Luque, Yosu; Jamme, Matthieu; Rabant, Marion; DeWolf, Susan; Noël, Laure-Hélène; Thervet, Eric; Chatenoud, Lucienne; Snanoudj, Renaud; Anglicheau, Dany; Legendre, Christophe; Candon, Sophie; Zuber, Julien.
Nephrol Dial Transplant; 31(3): 487-95, 2016 Mar.
Artigo em Inglês | MEDLINE | ID: mdl-26492923

BACKGROUND:

Persistent CD4 T-cell lymphopenia after kidney transplantation has been associated with an increased occurrence of opportunistic infections, malignancies and even mortality, but studies have focussed only on the first few years after kidney transplantation.

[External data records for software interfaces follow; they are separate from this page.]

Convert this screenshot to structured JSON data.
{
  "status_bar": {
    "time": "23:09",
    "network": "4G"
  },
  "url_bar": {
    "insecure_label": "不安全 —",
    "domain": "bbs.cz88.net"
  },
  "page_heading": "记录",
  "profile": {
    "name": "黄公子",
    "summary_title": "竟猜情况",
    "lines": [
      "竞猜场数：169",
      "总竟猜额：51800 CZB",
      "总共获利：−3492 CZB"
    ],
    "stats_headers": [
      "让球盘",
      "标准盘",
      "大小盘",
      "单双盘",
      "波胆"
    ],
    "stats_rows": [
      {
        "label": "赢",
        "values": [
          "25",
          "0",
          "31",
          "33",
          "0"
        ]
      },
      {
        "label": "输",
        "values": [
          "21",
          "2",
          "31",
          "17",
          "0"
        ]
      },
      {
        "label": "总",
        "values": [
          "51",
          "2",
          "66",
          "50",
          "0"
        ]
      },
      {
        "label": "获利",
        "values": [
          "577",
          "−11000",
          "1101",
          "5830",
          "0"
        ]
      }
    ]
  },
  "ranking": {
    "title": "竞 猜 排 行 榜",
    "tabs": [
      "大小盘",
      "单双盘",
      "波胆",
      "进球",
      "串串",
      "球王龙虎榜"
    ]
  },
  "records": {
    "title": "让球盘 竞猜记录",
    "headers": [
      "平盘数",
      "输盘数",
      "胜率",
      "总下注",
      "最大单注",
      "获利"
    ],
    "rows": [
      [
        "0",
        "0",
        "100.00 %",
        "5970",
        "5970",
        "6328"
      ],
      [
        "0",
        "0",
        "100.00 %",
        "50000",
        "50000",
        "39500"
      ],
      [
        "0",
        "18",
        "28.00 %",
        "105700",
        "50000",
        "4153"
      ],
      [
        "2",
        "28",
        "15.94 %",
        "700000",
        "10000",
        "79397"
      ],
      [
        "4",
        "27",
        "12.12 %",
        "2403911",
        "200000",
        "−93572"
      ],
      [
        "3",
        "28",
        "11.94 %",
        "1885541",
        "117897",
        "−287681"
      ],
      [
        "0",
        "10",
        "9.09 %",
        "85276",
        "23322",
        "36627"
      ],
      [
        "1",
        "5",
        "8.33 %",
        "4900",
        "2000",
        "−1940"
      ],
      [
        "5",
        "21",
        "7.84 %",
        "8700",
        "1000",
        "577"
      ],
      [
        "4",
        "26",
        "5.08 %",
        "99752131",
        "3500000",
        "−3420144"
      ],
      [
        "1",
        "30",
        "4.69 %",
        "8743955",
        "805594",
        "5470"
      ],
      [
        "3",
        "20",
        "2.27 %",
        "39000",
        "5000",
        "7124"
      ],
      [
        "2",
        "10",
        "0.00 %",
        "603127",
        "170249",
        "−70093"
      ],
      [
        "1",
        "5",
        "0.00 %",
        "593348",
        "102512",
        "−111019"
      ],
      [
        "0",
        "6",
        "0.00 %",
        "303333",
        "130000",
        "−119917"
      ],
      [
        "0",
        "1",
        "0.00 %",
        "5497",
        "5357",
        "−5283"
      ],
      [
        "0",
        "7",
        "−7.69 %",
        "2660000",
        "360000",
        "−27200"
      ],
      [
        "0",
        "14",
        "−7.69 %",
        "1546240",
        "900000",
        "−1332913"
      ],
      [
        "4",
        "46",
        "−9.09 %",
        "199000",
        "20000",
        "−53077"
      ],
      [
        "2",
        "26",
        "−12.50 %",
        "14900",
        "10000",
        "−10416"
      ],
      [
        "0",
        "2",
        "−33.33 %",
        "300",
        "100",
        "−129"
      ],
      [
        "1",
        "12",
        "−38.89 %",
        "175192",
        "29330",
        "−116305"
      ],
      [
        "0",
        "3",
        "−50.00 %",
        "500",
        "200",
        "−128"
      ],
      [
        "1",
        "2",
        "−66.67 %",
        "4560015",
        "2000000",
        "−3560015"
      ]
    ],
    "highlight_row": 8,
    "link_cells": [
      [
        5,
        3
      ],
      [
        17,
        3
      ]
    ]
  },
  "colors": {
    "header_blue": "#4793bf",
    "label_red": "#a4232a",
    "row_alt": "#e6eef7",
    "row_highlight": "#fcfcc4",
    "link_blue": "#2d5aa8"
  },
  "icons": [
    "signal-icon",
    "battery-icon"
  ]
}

In this study, we investigated the risk factors and clinical significance of long-term profound CD4 lymphopenia detected ≥10 years after renal transplantation.

METHODS:

Between 2007 and 2010, 6206 CD4 T-cell counts, including 1507 counts <300/mm(3), were identified in an active cohort of 1876 kidney transplant patients. We identified 27 HIV-negative lymphopenic kidney transplant recipients out of 513 patients with graft survival over 10 years. We compared this cohort to 54 non-lymphopenic controls matched for the date of kidney transplantation.

RESULTS:

The prevalence of CD4 lymphopenia 10 years after transplantation was 5.3%. CD4 T-cell lymphopenia was associated with significantly lower thymic output and with B-cell lymphopenia (P < 0.05). The duration of pre-transplant dialysis, but not the use of lymphopenic induction or recipient age, was significantly associated with a persistent CD4 lymphopenia (6.1 versus 3.0 years, P = 0.008). CD4 lymphopenia was associated with a higher frequency of cancer (50 versus 29.6%, P = 0.047). Most strikingly, long-term lymphopenia was significantly and independently associated with an accelerated decline in renal allograft function (P = 0.005), despite a similar rate of biopsy-proven acute rejection and comparable immunosuppression.

CONCLUSIONS:

Our study shows an association between long-term CD4 T-cell lymphopenia in kidney recipients and malignancy and an accelerated decline of kidney allograft function.
Selo DaSilva